Task brief
Could you return the data that follows exactly, minus the images?

Materials provided

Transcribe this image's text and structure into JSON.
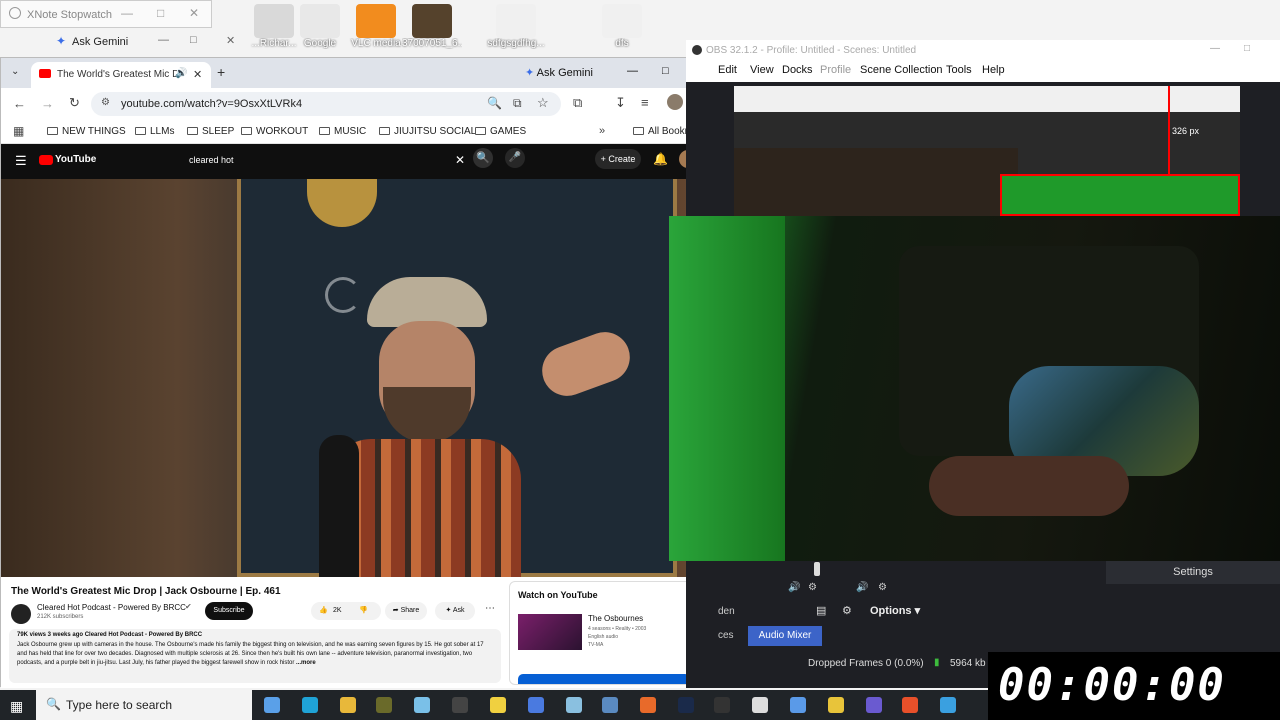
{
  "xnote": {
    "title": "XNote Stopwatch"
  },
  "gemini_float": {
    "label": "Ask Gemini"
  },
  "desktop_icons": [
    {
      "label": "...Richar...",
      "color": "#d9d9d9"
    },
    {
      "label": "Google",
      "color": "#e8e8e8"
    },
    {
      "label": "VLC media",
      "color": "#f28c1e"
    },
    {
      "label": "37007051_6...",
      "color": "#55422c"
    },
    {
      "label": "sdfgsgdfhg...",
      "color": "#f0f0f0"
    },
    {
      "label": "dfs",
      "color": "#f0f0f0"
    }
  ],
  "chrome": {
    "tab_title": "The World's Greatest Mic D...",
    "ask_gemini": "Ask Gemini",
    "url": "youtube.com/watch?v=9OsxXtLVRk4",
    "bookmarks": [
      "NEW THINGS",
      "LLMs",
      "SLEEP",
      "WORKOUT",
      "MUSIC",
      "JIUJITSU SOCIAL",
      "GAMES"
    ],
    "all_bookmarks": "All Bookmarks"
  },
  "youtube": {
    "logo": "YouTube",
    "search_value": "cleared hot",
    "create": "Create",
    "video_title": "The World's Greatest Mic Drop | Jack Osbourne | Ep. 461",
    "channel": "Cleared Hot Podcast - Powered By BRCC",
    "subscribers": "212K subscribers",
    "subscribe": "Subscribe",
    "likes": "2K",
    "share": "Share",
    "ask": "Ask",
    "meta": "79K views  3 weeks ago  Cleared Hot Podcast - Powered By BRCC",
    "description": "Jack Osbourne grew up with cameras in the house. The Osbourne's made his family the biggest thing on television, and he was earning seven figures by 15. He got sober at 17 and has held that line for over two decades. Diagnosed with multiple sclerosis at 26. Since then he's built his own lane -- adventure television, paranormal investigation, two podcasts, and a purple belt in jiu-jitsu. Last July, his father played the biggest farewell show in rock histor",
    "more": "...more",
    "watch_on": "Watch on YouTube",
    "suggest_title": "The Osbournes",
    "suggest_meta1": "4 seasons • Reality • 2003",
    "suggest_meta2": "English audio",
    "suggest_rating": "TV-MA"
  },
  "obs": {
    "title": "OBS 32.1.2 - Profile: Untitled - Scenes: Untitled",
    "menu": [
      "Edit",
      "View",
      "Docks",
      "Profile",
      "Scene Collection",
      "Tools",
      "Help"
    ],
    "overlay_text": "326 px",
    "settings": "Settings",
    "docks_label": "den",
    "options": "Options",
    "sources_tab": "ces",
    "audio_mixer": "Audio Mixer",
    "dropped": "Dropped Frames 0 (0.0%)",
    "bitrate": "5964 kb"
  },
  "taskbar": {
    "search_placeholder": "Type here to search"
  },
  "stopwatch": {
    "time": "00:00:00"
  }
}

Answer for the task
Transcribe this image's text and structure into JSON.
{
  "xnote": {
    "title": "XNote Stopwatch"
  },
  "gemini_float": {
    "label": "Ask Gemini"
  },
  "desktop_icons": [
    {
      "label": "...Richar...",
      "color": "#d9d9d9"
    },
    {
      "label": "Google",
      "color": "#e8e8e8"
    },
    {
      "label": "VLC media",
      "color": "#f28c1e"
    },
    {
      "label": "37007051_6...",
      "color": "#55422c"
    },
    {
      "label": "sdfgsgdfhg...",
      "color": "#f0f0f0"
    },
    {
      "label": "dfs",
      "color": "#f0f0f0"
    }
  ],
  "chrome": {
    "tab_title": "The World's Greatest Mic D...",
    "ask_gemini": "Ask Gemini",
    "url": "youtube.com/watch?v=9OsxXtLVRk4",
    "bookmarks": [
      "NEW THINGS",
      "LLMs",
      "SLEEP",
      "WORKOUT",
      "MUSIC",
      "JIUJITSU SOCIAL",
      "GAMES"
    ],
    "all_bookmarks": "All Bookmarks"
  },
  "youtube": {
    "logo": "YouTube",
    "search_value": "cleared hot",
    "create": "Create",
    "video_title": "The World's Greatest Mic Drop | Jack Osbourne | Ep. 461",
    "channel": "Cleared Hot Podcast - Powered By BRCC",
    "subscribers": "212K subscribers",
    "subscribe": "Subscribe",
    "likes": "2K",
    "share": "Share",
    "ask": "Ask",
    "meta": "79K views  3 weeks ago  Cleared Hot Podcast - Powered By BRCC",
    "description": "Jack Osbourne grew up with cameras in the house. The Osbourne's made his family the biggest thing on television, and he was earning seven figures by 15. He got sober at 17 and has held that line for over two decades. Diagnosed with multiple sclerosis at 26. Since then he's built his own lane -- adventure television, paranormal investigation, two podcasts, and a purple belt in jiu-jitsu. Last July, his father played the biggest farewell show in rock histor",
    "more": "...more",
    "watch_on": "Watch on YouTube",
    "suggest_title": "The Osbournes",
    "suggest_meta1": "4 seasons • Reality • 2003",
    "suggest_meta2": "English audio",
    "suggest_rating": "TV-MA"
  },
  "obs": {
    "title": "OBS 32.1.2 - Profile: Untitled - Scenes: Untitled",
    "menu": [
      "Edit",
      "View",
      "Docks",
      "Profile",
      "Scene Collection",
      "Tools",
      "Help"
    ],
    "overlay_text": "326 px",
    "settings": "Settings",
    "docks_label": "den",
    "options": "Options",
    "sources_tab": "ces",
    "audio_mixer": "Audio Mixer",
    "dropped": "Dropped Frames 0 (0.0%)",
    "bitrate": "5964 kb"
  },
  "taskbar": {
    "search_placeholder": "Type here to search"
  },
  "stopwatch": {
    "time": "00:00:00"
  }
}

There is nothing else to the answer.